1. You are creating unrealistic expectations, which leaves you closed off, and forfeits the spontaneity that comes with living in the moment.
2. You are left powerless, because all your energy is wrapped up in controlling things. This energy is spent on fear… fear of what it may feel like to not know, fear of not being in control. But the truth is, we were never really in control in the first place.
The way I came to this discovery was by reading the writings of Alan Watts on the power of “I don’t know” (or what some call the “don’t know” mind.) Alan Watts was a British born philosopher who popularized Eastern philosophy here in the United States. His view of the “don’t know” mind is that the more we try and cling to knowing, (which is another way of saying “controlling,”) the less energy we have to live in the present moment. Here’s the quote that blew me away, and opened my mind…
“This ‘I don’t know,’ is the utterly infinite interior of the spirit. This ‘I don’t know’ is the same thing as ‘I love,’ ‘I let go,’ ‘I don’t try and force and control,’ the same thing as ‘humility.’ The principal is, anytime you cease to cling to yourself, you have an access of power.”

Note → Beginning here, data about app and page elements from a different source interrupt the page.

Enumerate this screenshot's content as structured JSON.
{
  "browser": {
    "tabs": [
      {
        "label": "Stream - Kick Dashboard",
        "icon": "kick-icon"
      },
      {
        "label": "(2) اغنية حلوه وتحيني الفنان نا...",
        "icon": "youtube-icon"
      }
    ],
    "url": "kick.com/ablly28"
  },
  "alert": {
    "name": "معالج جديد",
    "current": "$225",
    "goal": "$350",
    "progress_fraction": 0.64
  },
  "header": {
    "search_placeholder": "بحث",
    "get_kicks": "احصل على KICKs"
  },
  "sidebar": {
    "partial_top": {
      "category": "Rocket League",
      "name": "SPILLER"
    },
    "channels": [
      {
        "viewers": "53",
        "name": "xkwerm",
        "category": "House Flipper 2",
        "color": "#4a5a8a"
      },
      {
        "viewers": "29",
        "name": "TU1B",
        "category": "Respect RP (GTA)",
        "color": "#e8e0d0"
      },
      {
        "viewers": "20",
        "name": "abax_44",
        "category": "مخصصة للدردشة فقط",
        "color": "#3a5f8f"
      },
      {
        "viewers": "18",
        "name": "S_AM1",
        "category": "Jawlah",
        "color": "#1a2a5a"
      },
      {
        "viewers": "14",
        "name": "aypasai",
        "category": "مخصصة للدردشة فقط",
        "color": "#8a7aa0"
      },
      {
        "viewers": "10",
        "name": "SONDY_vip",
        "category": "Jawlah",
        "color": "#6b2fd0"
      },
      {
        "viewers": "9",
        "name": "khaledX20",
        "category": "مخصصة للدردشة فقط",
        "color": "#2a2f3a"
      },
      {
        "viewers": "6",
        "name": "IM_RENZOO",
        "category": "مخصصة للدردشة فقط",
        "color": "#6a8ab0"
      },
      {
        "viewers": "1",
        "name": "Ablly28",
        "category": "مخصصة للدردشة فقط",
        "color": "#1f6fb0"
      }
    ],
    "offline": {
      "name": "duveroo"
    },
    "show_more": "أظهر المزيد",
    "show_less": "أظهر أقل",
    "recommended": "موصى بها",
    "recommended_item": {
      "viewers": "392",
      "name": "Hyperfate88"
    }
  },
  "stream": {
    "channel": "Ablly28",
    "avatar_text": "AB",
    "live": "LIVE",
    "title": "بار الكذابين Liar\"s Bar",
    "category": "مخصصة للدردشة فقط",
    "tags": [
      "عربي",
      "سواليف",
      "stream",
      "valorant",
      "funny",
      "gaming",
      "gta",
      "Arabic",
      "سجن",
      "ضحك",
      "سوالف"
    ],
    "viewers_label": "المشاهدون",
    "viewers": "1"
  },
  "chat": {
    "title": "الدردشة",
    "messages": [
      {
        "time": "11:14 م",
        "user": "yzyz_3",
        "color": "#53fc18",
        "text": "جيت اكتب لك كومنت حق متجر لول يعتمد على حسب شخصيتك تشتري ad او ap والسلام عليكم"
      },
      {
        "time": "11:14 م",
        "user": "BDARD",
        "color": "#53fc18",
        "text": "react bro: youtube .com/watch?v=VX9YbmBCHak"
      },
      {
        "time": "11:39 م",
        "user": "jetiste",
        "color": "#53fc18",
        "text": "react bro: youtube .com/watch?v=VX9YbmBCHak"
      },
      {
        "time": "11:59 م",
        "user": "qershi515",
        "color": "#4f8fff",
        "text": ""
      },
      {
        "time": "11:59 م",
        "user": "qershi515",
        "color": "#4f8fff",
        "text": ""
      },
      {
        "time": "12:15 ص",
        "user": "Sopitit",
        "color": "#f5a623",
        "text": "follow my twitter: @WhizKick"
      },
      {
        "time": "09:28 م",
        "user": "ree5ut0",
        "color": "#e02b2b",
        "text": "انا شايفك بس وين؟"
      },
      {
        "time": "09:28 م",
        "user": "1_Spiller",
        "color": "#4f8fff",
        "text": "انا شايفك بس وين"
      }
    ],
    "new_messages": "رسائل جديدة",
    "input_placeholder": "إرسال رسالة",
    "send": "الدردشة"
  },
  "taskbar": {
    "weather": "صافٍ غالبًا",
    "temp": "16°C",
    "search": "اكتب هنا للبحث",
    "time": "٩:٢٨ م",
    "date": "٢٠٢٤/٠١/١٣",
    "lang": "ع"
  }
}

Can you get even a small glimpse of how significant this is? The desire to know everything (or at least fooling yourself into believing you do,) is ego. Ego wants to control all things, whether by pretending to know it all, or through scheming, or manipulation, it just wants to make sure it gets fed. Yet, when we live fully in the reality of not knowing, you no longer feed the ego, you are now feeding the spirit, and the spirit can only recognize and live wholly in the present moment. In the present moment, there is no need to control, or to please, or to worry, or to stand in judgment of others. We don’t have to battle with negativity. Everything in the present moment is complete… just as it is.
This “don’t know” mind is the place where the heart of an actor should live. Since discovering this for myself, I have also discovered a genuine joy for acting, a joy in creating, and I truly relish the process of getting to tell a story by bringing it to life. It is no longer all about “me,” (which is what it is for any of us who try and control everything,) but it is now instead about integrating a character into the fabric of a story in which I am simply a thread. This is where my focus lies. This has led to more work. Auditioning has become a great pleasure because I’ve let go of any effort on my part to impress others, and I achieved this by no longer attempting to have it all figured out. This has freed me to simply concentrate on the work I need to do, and nothing more. This has allowed others to be more relaxed, and open around me, and it has allowed me to take greater risks, without the neurosis.
If you don’t want to take my word for it, then perhaps you’ll appreciate it more from Daniel Day-Lewis. When asked how he felt about his work in “Gangs of New York,” playing Bill ‘The Butcher’ Cutting, his reply was…
“You never know, you just never know. If you’re doing the work, if you think you know, then something is not quite right. The further out on a limb you are, the further there is to fall, and that sense of precariousness is something that you have to live with.”
So, if “not knowing” is what fuels brilliant performances out of the likes of Daniel Day-Lewis, then we, as actors, as craftsmen, should all aspire to achieve the ability to live without feeling terra firma under our feet.